Entries from a dataset of interfaces:
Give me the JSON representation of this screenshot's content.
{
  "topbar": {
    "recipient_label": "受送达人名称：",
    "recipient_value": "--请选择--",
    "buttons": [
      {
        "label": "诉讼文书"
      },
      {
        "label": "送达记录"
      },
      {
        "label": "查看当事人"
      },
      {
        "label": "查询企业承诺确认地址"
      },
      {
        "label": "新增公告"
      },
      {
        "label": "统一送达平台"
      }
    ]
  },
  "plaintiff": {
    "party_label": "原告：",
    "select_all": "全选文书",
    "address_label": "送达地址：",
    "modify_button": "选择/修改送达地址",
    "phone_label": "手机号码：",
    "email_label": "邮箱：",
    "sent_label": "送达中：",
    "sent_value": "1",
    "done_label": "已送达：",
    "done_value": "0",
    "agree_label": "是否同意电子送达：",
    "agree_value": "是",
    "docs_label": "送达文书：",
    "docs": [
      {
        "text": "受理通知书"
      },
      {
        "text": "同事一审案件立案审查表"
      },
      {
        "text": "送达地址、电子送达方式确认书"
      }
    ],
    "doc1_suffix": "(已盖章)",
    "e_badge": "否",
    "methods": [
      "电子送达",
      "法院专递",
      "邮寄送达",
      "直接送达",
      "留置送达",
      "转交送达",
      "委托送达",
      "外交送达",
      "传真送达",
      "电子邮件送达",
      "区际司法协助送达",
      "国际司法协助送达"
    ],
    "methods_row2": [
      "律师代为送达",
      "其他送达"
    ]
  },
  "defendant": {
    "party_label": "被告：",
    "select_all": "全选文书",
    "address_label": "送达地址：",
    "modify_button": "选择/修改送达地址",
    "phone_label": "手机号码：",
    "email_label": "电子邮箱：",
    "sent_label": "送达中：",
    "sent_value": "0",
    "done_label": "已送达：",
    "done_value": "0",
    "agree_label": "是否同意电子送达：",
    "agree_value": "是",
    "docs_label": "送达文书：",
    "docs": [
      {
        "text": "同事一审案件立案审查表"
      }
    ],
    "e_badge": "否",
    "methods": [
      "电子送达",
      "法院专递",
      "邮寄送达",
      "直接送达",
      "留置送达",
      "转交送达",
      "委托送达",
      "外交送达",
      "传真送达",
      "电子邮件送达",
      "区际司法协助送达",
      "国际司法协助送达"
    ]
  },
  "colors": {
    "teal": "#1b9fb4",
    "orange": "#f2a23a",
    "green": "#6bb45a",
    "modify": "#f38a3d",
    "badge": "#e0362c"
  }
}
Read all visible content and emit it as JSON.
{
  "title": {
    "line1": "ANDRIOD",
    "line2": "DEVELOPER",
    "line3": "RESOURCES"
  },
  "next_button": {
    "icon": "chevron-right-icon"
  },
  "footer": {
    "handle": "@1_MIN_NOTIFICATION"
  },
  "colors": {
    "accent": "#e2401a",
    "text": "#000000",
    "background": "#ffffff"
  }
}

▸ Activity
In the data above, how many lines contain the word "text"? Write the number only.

▸ Completed task
5